Your instructions »
The answer must consist of every line below that holds the word "title".

Data records »

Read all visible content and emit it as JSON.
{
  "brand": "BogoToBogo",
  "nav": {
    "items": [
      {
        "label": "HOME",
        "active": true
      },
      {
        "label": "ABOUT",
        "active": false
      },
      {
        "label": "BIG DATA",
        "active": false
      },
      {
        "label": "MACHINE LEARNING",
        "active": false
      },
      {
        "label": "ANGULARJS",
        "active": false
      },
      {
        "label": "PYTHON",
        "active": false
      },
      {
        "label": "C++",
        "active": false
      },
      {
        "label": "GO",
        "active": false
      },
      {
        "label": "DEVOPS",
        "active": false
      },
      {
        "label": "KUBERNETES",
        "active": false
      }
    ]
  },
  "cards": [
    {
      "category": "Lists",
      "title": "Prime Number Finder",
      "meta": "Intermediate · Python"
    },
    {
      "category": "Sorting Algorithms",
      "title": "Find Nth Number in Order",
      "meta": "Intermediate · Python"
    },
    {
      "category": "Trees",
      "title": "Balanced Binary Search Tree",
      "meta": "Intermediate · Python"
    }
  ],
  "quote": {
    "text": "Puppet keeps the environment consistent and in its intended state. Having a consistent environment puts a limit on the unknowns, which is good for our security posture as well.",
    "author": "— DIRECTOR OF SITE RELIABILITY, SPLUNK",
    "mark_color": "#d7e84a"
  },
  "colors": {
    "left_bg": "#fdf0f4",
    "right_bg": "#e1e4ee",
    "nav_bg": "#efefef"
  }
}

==

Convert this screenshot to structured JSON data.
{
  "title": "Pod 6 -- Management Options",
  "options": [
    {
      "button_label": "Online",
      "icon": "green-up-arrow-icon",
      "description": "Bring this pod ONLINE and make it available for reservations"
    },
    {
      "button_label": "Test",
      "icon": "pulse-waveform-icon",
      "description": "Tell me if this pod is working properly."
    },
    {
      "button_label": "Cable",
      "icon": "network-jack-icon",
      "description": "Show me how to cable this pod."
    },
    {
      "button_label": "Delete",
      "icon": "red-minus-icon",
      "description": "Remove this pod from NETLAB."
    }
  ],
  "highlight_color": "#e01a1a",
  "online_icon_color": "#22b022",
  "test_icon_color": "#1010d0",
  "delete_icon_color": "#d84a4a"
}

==

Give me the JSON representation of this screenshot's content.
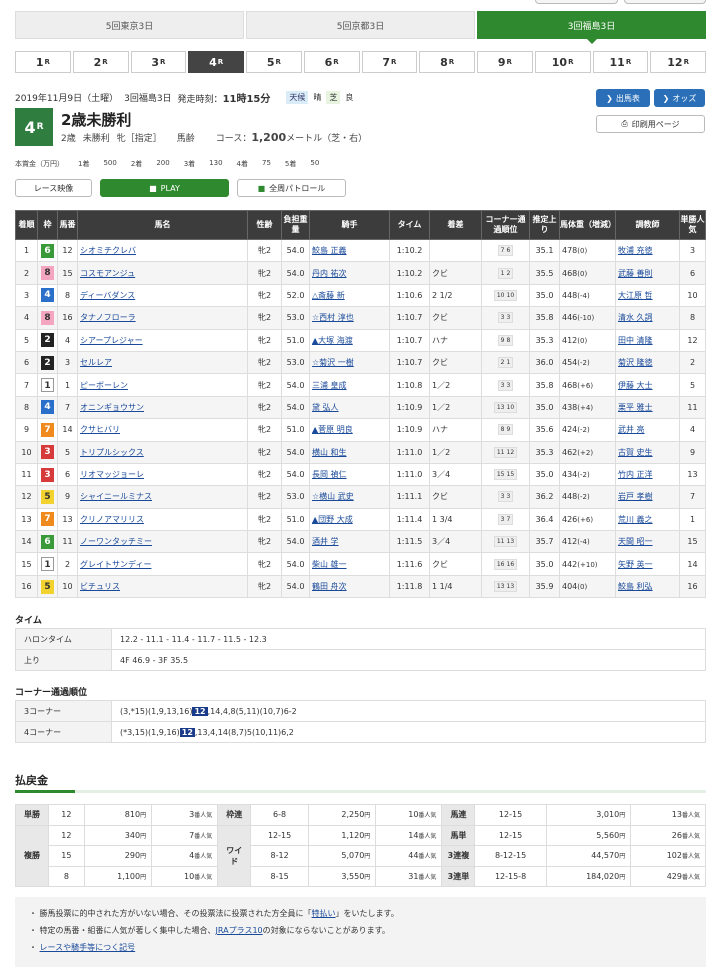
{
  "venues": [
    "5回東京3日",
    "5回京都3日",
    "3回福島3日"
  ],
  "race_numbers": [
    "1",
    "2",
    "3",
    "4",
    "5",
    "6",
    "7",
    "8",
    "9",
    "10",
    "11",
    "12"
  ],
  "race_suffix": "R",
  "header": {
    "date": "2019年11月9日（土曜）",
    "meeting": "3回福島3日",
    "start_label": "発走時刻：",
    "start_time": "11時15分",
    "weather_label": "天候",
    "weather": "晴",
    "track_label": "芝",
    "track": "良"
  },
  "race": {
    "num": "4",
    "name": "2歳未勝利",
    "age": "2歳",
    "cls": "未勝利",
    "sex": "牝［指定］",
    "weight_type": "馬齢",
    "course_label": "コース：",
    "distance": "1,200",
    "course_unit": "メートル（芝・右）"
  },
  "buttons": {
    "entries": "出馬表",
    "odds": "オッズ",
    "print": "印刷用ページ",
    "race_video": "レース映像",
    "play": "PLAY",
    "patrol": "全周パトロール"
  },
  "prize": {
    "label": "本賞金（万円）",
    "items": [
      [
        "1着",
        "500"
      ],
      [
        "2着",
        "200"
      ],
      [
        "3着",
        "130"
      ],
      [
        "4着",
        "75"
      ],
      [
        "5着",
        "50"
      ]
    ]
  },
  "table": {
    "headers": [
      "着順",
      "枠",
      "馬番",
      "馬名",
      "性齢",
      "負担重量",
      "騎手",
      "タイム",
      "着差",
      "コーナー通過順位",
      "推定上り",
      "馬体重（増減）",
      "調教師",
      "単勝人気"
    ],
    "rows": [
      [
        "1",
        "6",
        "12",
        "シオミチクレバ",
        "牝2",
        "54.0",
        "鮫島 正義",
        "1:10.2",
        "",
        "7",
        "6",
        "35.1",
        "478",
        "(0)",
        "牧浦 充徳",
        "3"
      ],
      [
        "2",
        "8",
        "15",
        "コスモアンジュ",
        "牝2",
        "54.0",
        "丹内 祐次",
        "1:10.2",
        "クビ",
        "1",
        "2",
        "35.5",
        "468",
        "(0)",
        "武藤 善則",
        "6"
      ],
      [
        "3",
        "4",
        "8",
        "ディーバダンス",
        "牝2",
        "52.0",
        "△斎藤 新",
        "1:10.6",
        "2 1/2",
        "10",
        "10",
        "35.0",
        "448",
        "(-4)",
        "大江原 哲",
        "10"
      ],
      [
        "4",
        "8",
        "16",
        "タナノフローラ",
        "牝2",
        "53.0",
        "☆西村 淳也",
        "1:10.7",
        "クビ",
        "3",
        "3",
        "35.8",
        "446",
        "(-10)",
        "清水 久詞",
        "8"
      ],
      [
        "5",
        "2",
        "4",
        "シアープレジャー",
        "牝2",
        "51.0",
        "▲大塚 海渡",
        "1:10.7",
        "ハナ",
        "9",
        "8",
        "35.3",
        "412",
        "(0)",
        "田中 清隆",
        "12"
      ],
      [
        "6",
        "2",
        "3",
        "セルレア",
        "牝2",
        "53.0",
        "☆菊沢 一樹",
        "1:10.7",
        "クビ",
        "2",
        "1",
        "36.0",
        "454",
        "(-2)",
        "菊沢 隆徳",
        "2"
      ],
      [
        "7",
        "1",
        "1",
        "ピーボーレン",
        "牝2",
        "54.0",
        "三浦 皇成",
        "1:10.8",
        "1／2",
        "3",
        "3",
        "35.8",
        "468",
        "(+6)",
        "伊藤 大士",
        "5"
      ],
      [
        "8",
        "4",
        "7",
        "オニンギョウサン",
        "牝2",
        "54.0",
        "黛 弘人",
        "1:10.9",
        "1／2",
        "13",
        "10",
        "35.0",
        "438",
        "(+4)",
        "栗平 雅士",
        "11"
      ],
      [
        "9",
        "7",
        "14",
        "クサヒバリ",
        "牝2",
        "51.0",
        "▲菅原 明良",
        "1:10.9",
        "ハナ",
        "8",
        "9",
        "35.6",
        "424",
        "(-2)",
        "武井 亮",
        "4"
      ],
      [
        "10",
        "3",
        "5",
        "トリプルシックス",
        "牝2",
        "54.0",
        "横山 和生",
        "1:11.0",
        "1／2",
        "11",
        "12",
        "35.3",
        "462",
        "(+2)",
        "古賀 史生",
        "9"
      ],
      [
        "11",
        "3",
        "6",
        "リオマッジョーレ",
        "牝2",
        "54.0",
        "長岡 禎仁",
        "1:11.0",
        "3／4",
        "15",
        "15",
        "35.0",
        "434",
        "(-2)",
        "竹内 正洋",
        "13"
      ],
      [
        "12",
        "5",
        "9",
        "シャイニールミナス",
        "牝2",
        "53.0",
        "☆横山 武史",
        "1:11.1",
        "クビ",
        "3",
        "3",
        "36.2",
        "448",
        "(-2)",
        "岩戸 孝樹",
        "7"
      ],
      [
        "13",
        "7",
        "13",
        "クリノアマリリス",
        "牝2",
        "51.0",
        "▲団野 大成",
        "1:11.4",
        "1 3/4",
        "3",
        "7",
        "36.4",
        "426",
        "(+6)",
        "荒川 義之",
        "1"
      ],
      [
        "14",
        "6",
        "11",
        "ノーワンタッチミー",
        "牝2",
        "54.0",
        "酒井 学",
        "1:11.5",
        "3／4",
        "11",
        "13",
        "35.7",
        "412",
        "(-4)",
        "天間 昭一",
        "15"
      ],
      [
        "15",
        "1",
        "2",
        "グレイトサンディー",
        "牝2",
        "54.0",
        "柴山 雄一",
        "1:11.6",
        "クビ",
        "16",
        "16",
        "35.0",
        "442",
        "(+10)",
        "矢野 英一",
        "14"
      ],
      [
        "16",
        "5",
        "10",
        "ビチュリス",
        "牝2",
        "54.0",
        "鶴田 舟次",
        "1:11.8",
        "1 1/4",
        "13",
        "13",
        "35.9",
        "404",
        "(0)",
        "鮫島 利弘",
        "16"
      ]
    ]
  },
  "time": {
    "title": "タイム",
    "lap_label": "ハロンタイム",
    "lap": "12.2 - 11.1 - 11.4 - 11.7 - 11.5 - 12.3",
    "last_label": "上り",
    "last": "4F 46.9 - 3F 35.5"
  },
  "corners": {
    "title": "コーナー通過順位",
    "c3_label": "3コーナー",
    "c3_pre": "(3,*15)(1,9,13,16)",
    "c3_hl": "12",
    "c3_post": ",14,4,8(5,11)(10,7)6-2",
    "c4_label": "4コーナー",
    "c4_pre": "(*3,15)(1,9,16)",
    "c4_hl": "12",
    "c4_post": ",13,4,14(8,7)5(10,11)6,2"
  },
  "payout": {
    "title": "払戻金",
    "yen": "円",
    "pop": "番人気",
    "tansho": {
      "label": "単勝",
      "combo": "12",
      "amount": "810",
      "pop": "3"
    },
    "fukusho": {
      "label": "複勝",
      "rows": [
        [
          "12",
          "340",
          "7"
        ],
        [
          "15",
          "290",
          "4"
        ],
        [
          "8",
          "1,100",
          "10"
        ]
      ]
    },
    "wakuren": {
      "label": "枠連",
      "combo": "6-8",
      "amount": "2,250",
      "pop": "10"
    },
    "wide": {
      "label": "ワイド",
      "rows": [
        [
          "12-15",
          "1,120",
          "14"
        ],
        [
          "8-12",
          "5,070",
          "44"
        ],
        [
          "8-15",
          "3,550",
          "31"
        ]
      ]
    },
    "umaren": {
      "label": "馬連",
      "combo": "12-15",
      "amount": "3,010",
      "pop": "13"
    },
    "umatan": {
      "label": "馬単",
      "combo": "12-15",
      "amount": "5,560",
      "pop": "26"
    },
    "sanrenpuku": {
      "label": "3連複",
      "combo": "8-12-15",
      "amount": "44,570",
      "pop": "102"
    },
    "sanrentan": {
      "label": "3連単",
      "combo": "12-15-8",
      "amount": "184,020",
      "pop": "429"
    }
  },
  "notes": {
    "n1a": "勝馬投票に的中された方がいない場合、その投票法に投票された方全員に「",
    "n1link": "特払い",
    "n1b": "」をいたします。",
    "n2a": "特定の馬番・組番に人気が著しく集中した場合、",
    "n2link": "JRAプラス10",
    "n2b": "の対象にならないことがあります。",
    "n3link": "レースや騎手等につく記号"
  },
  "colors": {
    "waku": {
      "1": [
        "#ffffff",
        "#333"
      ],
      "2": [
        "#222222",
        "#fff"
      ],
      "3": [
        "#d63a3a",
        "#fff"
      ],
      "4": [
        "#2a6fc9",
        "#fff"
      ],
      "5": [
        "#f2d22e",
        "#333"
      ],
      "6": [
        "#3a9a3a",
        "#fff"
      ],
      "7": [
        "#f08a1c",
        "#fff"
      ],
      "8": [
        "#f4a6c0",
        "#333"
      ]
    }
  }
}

Solution to the problem »
      "title": "Prime Number Finder",
      "title": "Find Nth Number in Order",
      "title": "Balanced Binary Search Tree",
  "title": "Pod 6 -- Management Options",
    "title": "タイム",
    "title": "コーナー通過順位",
    "title": "払戻金",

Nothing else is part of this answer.